This one is adapted from my go-to receiving blanket, see the free pattern on youcanmakethis.com. This one is made without an edging at all. I used flannel for one side and minky for the other, which made for a little uneven seaming. To compensate, I used a roller foot for the machine, and pinned the edges together prior to sewing. Sew with the minky layer on top, keeping the pinned edges aligned until you get right up to removing the pins: the roller foot will not let the fabric stretch. Once turned inside out, I like to top-stitch the edges with the flannel side on top: I like the triple-stitch in a 4.5 or longer stitch length for a nice prominent top-stitch. I added a little embroidery motif on the plain but fluffy side to go with the flannel fabric.
This one is my second attempt at free-motion quilting, another baby quilt of a non-standard size similar to the one I made in a November Post, Epic Remnants.I started with some cotton collegiate sport fabric (which caused my husband to question my allegiance. I hope another trip to genuflect before the bull gator in front of Ben Hill Griffin stadium is not on the agenda) for the backing. I wanted large blocks for the front, like my previous project, so most of them ended up 12″ square, except for a shorter row. It’s ok. It’s ok. I ended up with some pretty uneven cutting lines so a lot of it had to end up getting sheared off anyway.
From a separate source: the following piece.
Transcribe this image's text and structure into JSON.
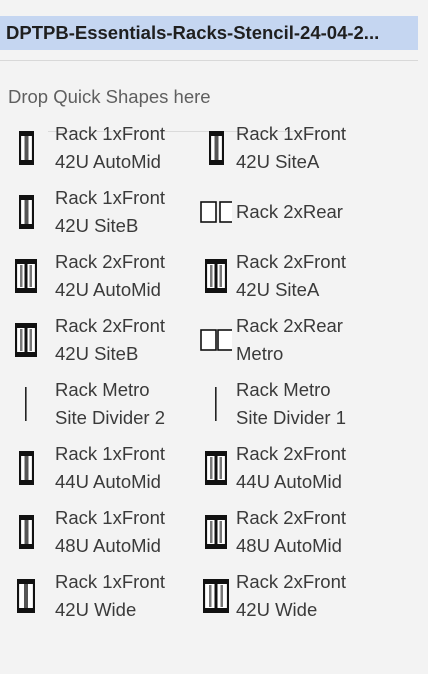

It’s not a standard size project. I chose a shade of yellow flannel from JoAnn’s and some Wilderness Tan flannel from fabric.com for the contrasting blocks. To embellish the plain yellow, I added a machine embroidery lotus motif, symbolizing peace as in “please go to sleep now so I can get some things done” and the baby’s name. I used a layer of Warm & Natural Needled cotton batting in between the top and backing. I love it; the fabric sort of adheres to this batting like static cling.
The difference between this project and Epic Remnants, is that I used a new free-motion foot this time.The spring-action free motion foot has a spring on it and you don’t have to manually set the + and – on the machine settings to do free-motion sewing; the foot just bounces over the fabric. It made for a much less labor-intensive sewing session. Although I did find a cheap set of 8 Dritz Quilting finger grips to wear while machine-quilting. They are sticky plastic finger cots with grips on the finger pad side and holes for ventilation on the top, fingernail side, to keep your hands from getting sweaty with them on. All pinned together, I started machine quilting from the middle, rolling the side that would come in contact with the inside of the sewing machine. I used the stipple motif, which is just stitching around and moving the fabric sandwich here and there, pivoting and turning where you feel like it. It’s possible to find errors in this but I hope that cuteness will more than make up for them. I used extra-wide double-folded bias tape in goldenrod for the binding, and finished it with a hearty top-stitching. This blanket had a few more steps than the first one, but it wasn’t a gargantuan task like say, a Queen-size pieced quilt would be. Maybe I’ll tackle a bigger one some day…